To Top

Rising Stars: Meet Davion Farris

Today we’d like to introduce you to Davion Farris.

Hi Davion, it’s an honor to have you on the platform. Thanks for taking the time to share your story with us – to start maybe you can share some of your backstory with our readers?
I grew up in a family where music was a common gift. My mother would sit my brothers and I around the piano and go over music theory from as early as I can remember. I even had my first solo in church at the age of five, and I can still recall the reactions from everyone in the room. It was very inspiring. My mother continued to foster that love and introduced me to Songs in the Key of Life; the single, most influential piece of art to me as an artist and creator. That project made me want to create art that was self-aware, vulnerable, and honest. As an R&B purist, I’d say those characteristics are the foundation of pure R&B, in addition to the use of live instrumentation and sound chord progressions. Fast forward, my brothers and I started a writing team called “The WoodWorks” and worked with Jaheim, The Pussycat Dolls, Genuwine and a slew of artists on the come up. From that SiR was the first to take off and we started to work separately.
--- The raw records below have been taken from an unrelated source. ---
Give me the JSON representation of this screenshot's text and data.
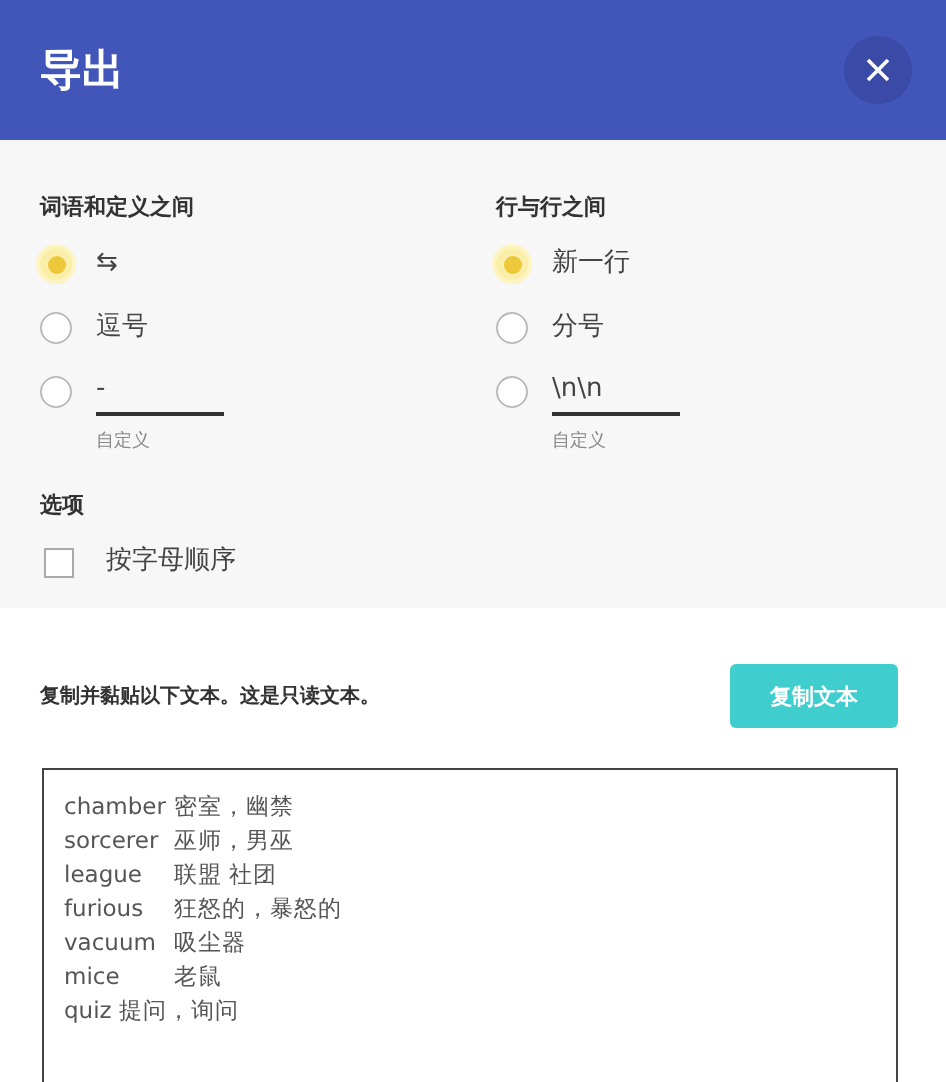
{
  "dialog": {
    "title": "导出"
  },
  "term_separator": {
    "heading": "词语和定义之间",
    "options": [
      {
        "kind": "option",
        "label": "⇆",
        "selected": true
      },
      {
        "kind": "option",
        "label": "逗号",
        "selected": false
      },
      {
        "kind": "custom",
        "value": "-",
        "hint": "自定义",
        "selected": false
      }
    ]
  },
  "row_separator": {
    "heading": "行与行之间",
    "options": [
      {
        "kind": "option",
        "label": "新一行",
        "selected": true
      },
      {
        "kind": "option",
        "label": "分号",
        "selected": false
      },
      {
        "kind": "custom",
        "value": "\\n\\n",
        "hint": "自定义",
        "selected": false
      }
    ]
  },
  "options": {
    "heading": "选项",
    "items": [
      {
        "label": "按字母顺序",
        "checked": false
      }
    ]
  },
  "export": {
    "instruction": "复制并黏贴以下文本。这是只读文本。",
    "copy_button": "复制文本",
    "lines": [
      "chamber\t密室，幽禁",
      "sorcerer\t巫师，男巫",
      "league\t联盟 社团",
      "furious\t狂怒的，暴怒的",
      "vacuum\t吸尘器",
      "mice\t老鼠",
      "quiz 提问，询问"
    ]
  }
}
I ended up working with Tyrese, Trey Songz and Mary J. Blige, where I learned valuable lessons in artistry. The main lesson was to know who you are and what moves you as an artist and to stay true to that. With those lessons, I continued to hone my version of pure R&B and released two indie albums: Trenier and With Pleasure.

While staying true to the lessons I picked up from the likes of Tyrese (who’s now like a big brother) and Mary J. Blige, I started to submit my personal work for film and television placements and ended up placing my song “Make Love” on Lena Waithe’s show, The Chi. This got Lena’s attention and she reached out to my guy Big Tank to get in contact with me and to figure out how she could support what I was doing. She cited Barry Gordy when she told me if she had a dollar and a choice between my song and a sandwich, she’d choose the song every time. A few short months later, I was signed to Hillman Grad Records and ready to release my first single and the first single from the label, “Sometimes”.

Can you talk to us a bit about the challenges and lessons you’ve learned along the way. Looking back would you say it’s been easy or smooth in retrospect?
The road has certainly been challenging, but I’ve learned tons of lessons on the way. The most important lesson I stated earlier: Find who you are and what moves you and stick to that. That has also been one of the most challenging things to struggle with because to be quite honest, there was a long period in which the industry wasn’t looking for honest, vulnerable music from men in R&B. And I had to continue to be true to myself until my time came.

As you know, we’re big fans of you and your work. For our readers who might not be as familiar what can you tell them about what you do?
I do pure R&B. Not “pop”. Not “crossover”. Not “adult contemporary”. You’re going to get a lot of live instrumentation, as I work with musicians to keep the integrity in the music theory while I use my life and personal experiences to tell my story and people relate to it. I was told a long time ago that as long as you write life, you’ll always have something to write about. I stick to that advice and will continue to do so. I write and produce my music as well, which isn’t entirely common amongst artists.

So maybe we end on discussing what matters most to you and why?
Being an example to self-awareness, vulnerability, and masculinity are extremely important to me. There’s a narrative that’s been going around that vulnerability in men is a weakness, and I want to disprove that and set an example that it’s actually what makes a man whole. How you deal with your insecurities and problems speaks volumes about who you are, man or woman. That should be what people understand, and we should strive to learn to move through our emotions and vulnerabilities because when we do, we come out better in the end.

Contact Info:

Image Credits
Jessica Pierce & KHUFU NAJEE

Suggest a Story: VoyageLA is built on recommendations from the community; it’s how we uncover hidden gems, so if you or someone you know deserves recognition please let us know here.

Leave a Reply

Your email address will not be published.

More in local stories